Anamuryum has a history that long precedes the Byzantines. It is believed to have been founded by the Phoenicians, those hardy Tunisians who roamed the Mediterranean in search of trade as long ago as the fourth century BC. However, it wasn’t until the Romans took the site over that the colony grew into a real city, and much of what remains today dates from the years after the Roman Empire split into two parts. In the 7th century Arab invaders descended on Anamuryum and drove out its residents. For some reason they never chose to return. The site was only briefly resettled in the 12th and 13th centuries, which means that today the ruins languish in splendid isolation.
As you approach the site you’ll see the remains of two aqueducts which used to supply the city with water. Much more striking is the fact that the hillside is encrusted with hundreds of free-standing tombs which make up a necropolis bigger than the remains of the city itself. The most elaborate tombs have two chambers: one for the body, the other for prayers and feasting in celebration of the deceased. Some still retain mosaic floors and frescoes but the best are locked up to protect them. In theory the custodian should be able to unlock the gates in return for a tip but first you will have to track him down.
Near the necropolis stand the remains of three Byzantine churches, but within the site of the city itself the most obvious structure left to explore is the 3rd-century bath-house which still retains traces of wall paintings and mosaic floors. No Byzantine archaeological site would be worth its salt without the remains of a theatre and, sure enough, there is one at Anamuryum as well as a stadium and traces of ancient shops and houses, some with their roofs intact which makes it easier to imagine what they would have been like in their heyday. Some of the houses had mosaic ‘carpets’ but these are now covered with sand to protect them.
Once you’ve finished exploring the ruins it will be hard to resist the siren call of the deserted beach. However, if you have the energy it’s worth struggling up onto the headland, not so much to view the scant remains of the ancient acropolis as to gaze out across the sea to Northern Cyprus, here a mere 80 kilometers south of Turkey.

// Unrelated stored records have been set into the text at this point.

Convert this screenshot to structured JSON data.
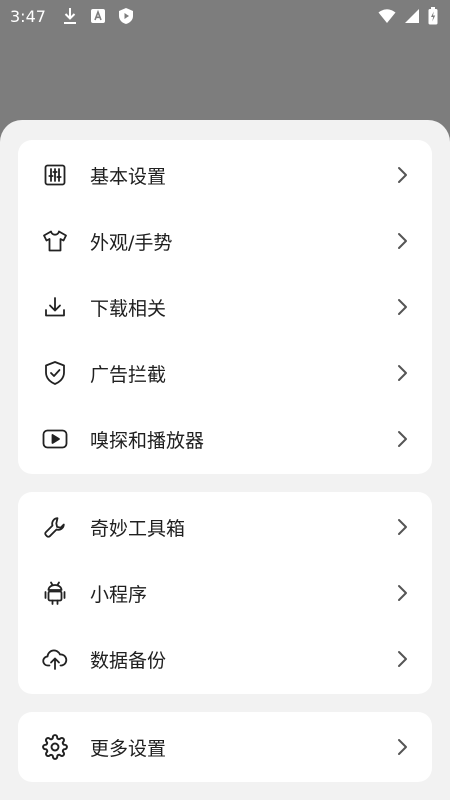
{
  "status_bar": {
    "time": "3:47",
    "icons_left": [
      "download-icon",
      "a-badge-icon",
      "shield-play-icon"
    ],
    "icons_right": [
      "wifi-icon",
      "signal-icon",
      "battery-icon"
    ]
  },
  "groups": [
    {
      "items": [
        {
          "label": "基本设置",
          "icon": "sliders-icon"
        },
        {
          "label": "外观/手势",
          "icon": "tshirt-icon"
        },
        {
          "label": "下载相关",
          "icon": "download-icon"
        },
        {
          "label": "广告拦截",
          "icon": "shield-check-icon"
        },
        {
          "label": "嗅探和播放器",
          "icon": "play-icon"
        }
      ]
    },
    {
      "items": [
        {
          "label": "奇妙工具箱",
          "icon": "wrench-icon"
        },
        {
          "label": "小程序",
          "icon": "android-icon"
        },
        {
          "label": "数据备份",
          "icon": "cloud-upload-icon"
        }
      ]
    },
    {
      "items": [
        {
          "label": "更多设置",
          "icon": "gear-icon"
        }
      ]
    }
  ],
  "colors": {
    "overlay": "#7d7d7d",
    "sheet_background": "#f2f2f2",
    "card_background": "#ffffff",
    "text": "#202020",
    "icon": "#222222",
    "chevron": "#555555"
  }
}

Sixteen kilometers east of Anamuryum it’s impossible to miss the massive remains of Mamure Kalesi, a mirror image of the more visited Kızkalesi (Maiden’s Castle) even further east. The castle sits right on the beach opposite some small fish restaurants on a site first fortified by the Byzantines and then reused by the Armenians and Crusaders. However, what you see now is the castle rebuilt on the site in the 13th century by the Selçuk ruler Alaeddin Keykubad, as commemorated by the inscription over the main gate. A castle so sturdy could hardly have escaped the attentions of the Ottomans and it continued in use right into the 19th century. These days its crenellated walls and many towers serve as the backdrop for Turkish films whose scripts demand a suitably ‘medieval’ looking castle. There’s not much left to look at inside.
Midway between these two attractions sits Anamur town, a sleepy, forgettable inland settlement. For those who fancy staying locally, the place to head for is the separate beach settlement of İskele where the eponymous harbour has turned into a sprawling mini resort, more popular with holidaying Turks than foreign tourists. Don’t expect anything too picturesque or historic and you won’t come away disappointed.